## What is being asked
Write the data out again exactly, with no pictures.

== Segment start ==

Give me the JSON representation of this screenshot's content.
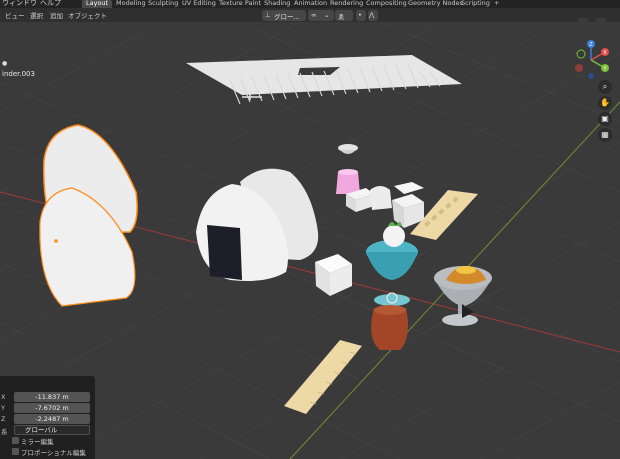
{
  "topbar": {
    "menus": [
      "ウィンドウ",
      "ヘルプ"
    ],
    "tabs": [
      "Layout",
      "Modeling",
      "Sculpting",
      "UV Editing",
      "Texture Paint",
      "Shading",
      "Animation",
      "Rendering",
      "Compositing",
      "Geometry Nodes",
      "Scripting"
    ],
    "active_tab": "Layout",
    "add_tab": "+"
  },
  "header": {
    "menus": [
      "ビュー",
      "選択",
      "追加",
      "オブジェクト"
    ],
    "orientation": "グロー...",
    "snap_label": "ゑ"
  },
  "viewport": {
    "object_name": "inder.003",
    "object_icon": "●",
    "nav_gizmo": {
      "x": "X",
      "y": "Y",
      "z": "Z"
    },
    "nav_buttons": [
      "zoom-icon",
      "hand-pan-icon",
      "camera-icon",
      "grid-icon"
    ]
  },
  "redo_panel": {
    "x_label": "X",
    "x_value": "-11.837 m",
    "y_label": "Y",
    "y_value": "-7.6702 m",
    "z_label": "Z",
    "z_value": "-2.2487 m",
    "orient_label": "系",
    "orient_value": "グローバル",
    "mirror_edit": "ミラー編集",
    "proportional_edit": "プロポーショナル編集"
  },
  "colors": {
    "background": "#3a3a3a",
    "grid": "#474747",
    "x_axis": "#a33a3a",
    "y_axis": "#7a9a3a",
    "selection": "#ff8c1a",
    "gizmo_x": "#e24c4c",
    "gizmo_y": "#7bbf3a",
    "gizmo_z": "#3c7de0"
  }
}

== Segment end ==

## Reply
Give me the JSON representation of this screenshot's content.
{
  "topbar": {
    "menus": [
      "ウィンドウ",
      "ヘルプ"
    ],
    "tabs": [
      "Layout",
      "Modeling",
      "Sculpting",
      "UV Editing",
      "Texture Paint",
      "Shading",
      "Animation",
      "Rendering",
      "Compositing",
      "Geometry Nodes",
      "Scripting"
    ],
    "active_tab": "Layout",
    "add_tab": "+"
  },
  "header": {
    "menus": [
      "ビュー",
      "選択",
      "追加",
      "オブジェクト"
    ],
    "orientation": "グロー...",
    "snap_label": "ゑ"
  },
  "viewport": {
    "object_name": "inder.003",
    "object_icon": "●",
    "nav_gizmo": {
      "x": "X",
      "y": "Y",
      "z": "Z"
    },
    "nav_buttons": [
      "zoom-icon",
      "hand-pan-icon",
      "camera-icon",
      "grid-icon"
    ]
  },
  "redo_panel": {
    "x_label": "X",
    "x_value": "-11.837 m",
    "y_label": "Y",
    "y_value": "-7.6702 m",
    "z_label": "Z",
    "z_value": "-2.2487 m",
    "orient_label": "系",
    "orient_value": "グローバル",
    "mirror_edit": "ミラー編集",
    "proportional_edit": "プロポーショナル編集"
  },
  "colors": {
    "background": "#3a3a3a",
    "grid": "#474747",
    "x_axis": "#a33a3a",
    "y_axis": "#7a9a3a",
    "selection": "#ff8c1a",
    "gizmo_x": "#e24c4c",
    "gizmo_y": "#7bbf3a",
    "gizmo_z": "#3c7de0"
  }
}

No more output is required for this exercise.